  12. The story of Umewaka at the Sumida River Slave Trader According to legend 12-year-old Umewaka was separated from his family during the civil wars of medieval Japan. The boy wandered to the Sumida River and died after composing a poem addressed to the seagulls. He was buried by the river and a temple sprang from his tomb. In this version Umewaka, a brilliant student ran away after failing in competition with another youth. On the shores of Lake Biwa, he was seized by a slave trader, who led him to the Sumida River where the boy died. The white petals of cherry blossoms, which last for only a short time and symbolise the brevity of life, are falling in a stream on Umewaka, who is dressed in the clothes of a temple page.

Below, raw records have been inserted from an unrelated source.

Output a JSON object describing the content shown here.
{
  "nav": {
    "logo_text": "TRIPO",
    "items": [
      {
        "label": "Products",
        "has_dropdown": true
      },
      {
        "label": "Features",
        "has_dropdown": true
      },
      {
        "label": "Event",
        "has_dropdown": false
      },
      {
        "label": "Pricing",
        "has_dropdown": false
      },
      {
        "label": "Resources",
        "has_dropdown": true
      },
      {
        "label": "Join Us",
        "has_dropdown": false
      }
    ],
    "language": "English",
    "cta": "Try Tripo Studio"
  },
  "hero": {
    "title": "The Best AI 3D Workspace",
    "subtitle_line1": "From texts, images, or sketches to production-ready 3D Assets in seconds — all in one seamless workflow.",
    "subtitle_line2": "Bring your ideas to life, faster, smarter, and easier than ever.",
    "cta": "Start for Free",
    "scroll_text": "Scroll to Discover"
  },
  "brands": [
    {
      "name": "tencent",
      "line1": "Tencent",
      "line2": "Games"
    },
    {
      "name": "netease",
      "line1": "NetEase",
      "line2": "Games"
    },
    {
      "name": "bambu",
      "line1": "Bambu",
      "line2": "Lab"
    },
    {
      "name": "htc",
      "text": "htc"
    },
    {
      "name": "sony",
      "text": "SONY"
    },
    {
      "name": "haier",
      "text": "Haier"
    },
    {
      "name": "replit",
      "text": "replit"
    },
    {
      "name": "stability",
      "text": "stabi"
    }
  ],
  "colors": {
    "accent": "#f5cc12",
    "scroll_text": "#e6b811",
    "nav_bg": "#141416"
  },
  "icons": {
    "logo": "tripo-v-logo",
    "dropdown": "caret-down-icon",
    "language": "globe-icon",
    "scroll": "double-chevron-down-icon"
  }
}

  13. A woman saving the Nation In the sumptuous interior of folding screens and lacquer furniture, the Shogun (military ruler) Tsunayoshi is fast asleep. He is dreaming of his favourite concubine, Oyanagi no Okata who is shown superimposed over the scene and filling the right panel. Behind him in the left panel his wife Osame holds a dagger. The Shogun is unaware that his concubine's father Yanagisawa, the Lord of Dewa, has been plotting to overthrow him. But his wife has discovered the plot, and is courageously planning to kill the concubine's father and then kill herself in order to save the nation and her husband. Steamer

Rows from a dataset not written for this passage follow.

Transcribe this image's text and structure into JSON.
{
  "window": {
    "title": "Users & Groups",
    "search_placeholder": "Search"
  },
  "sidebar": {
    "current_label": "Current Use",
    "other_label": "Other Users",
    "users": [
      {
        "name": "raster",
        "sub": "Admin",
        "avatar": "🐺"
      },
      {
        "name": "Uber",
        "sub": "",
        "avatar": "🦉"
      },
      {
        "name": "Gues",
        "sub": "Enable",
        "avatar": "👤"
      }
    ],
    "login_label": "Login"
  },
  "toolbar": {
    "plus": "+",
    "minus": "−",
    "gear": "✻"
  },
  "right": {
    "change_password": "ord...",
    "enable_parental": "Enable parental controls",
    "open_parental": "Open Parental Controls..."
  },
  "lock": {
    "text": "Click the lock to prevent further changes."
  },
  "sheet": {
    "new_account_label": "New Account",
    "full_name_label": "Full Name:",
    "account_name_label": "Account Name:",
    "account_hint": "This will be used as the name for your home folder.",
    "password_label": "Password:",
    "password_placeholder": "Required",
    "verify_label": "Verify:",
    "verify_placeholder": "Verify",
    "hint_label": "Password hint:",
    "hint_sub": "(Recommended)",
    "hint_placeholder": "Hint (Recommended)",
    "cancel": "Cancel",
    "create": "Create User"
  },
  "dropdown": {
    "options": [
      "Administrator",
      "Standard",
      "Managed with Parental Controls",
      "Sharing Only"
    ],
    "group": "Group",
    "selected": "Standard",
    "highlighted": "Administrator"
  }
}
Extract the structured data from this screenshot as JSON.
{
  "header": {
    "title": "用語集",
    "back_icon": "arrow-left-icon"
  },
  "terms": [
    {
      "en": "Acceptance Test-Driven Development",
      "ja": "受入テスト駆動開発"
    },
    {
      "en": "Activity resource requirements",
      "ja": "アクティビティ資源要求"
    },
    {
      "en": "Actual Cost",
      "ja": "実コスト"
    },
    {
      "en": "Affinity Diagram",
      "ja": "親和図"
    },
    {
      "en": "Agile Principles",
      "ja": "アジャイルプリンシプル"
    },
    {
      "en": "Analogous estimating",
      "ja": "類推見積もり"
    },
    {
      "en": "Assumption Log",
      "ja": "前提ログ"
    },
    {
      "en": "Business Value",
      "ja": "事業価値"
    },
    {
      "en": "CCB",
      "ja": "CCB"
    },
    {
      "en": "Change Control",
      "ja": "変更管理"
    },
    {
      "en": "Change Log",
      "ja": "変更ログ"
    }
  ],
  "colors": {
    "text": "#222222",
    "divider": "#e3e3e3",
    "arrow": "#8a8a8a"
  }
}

  14. Kobayakawa Takakage debating with the goblin priest (Tengu) on Mount Hiko Tengu Priest KobayakawaTakakage (1553-1597) was a retainer of the daimyo(feudal lord) ToyotomiHideyoshi (1536-1598), who rose in power in the period 1582-1598 during his military quests to reunify Japan. Takakage led several successful military campaigns and became Hideyoshi's chief minister. During the conquest of northern Kyushu in the 1580s he camped on the slopes of the sacred Mount Hiko. Legend has it that a wind suddenly arose and before him appeared a long-nosed goblin (tengu) dressed in the garb of a mountain priest (yamabushi). Here, as the wind parts the mist, we see Takakage's followers overcome with fear and astonishment as the general (dressed in green) and the goblin begin their dialogue.

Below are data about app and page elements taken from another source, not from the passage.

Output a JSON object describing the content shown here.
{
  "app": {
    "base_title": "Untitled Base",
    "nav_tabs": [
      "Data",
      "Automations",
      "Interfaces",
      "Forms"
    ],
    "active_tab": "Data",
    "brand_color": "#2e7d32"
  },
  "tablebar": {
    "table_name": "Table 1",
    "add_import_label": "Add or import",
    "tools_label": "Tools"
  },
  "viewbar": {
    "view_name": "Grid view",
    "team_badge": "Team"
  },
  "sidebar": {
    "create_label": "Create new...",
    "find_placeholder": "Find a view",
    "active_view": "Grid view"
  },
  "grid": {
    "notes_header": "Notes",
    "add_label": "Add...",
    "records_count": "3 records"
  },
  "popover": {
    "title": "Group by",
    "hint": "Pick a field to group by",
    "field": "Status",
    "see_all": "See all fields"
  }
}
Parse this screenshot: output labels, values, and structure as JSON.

  15. Cho Jun, the white splash in the waves, wrestling in the river with Riki, the black whirlwind Fish Cho Jun, nicknamed the White Splash, and RiKi, the Black Whirlwind, were among the 108 outlaw heroes of the 13th-century Chinese novel The heroes of the waterfront. RiKi, a river pirate, had attempted to steal fish, but was interrupted by Cho Jun, the owner of the local fish-market, who challenged him to fight. Cho Jun was reputed to be able to walk under water for 10 miles and to live at the bottom of the river for seven days and nights. RiKi accepted the challenge and they fought under water. The fight is echoed in the dramatic scene tattooed on Cho Jun's body showing an eagle grasping a monkey with its claws under a layer of autumn maple leaves.

  16. Theatrical scene: the cat-spectre in the old temple Note In this scene from the kabuki play The Last Story of the Actor OnoeKikugoro (originally known as Solitary Journey in the Fifty-Three Stations of the Tokaido), the curtains are parted to reveal a gigantic cat-demon linked by a curving spirit trail to the apparition, indicated by the spirit fire, in the right panel. Here, the cat-demon has manifested itself as an old witch, who is appearing with the ghost of the courtesan Usugumo. The cat-demon was once the mother of the courtesan Usugumo, who had previously been the lover of the samurai Inabanosuke, who is seated at the centre. In the temple, the ghost of the courtesan killed the samurai's wife, whose curse she believed had led to her own murder. Japan has many legends of cat sorcery, in which the cat-demon possesses the supernatural power to assume human form and bewitch people.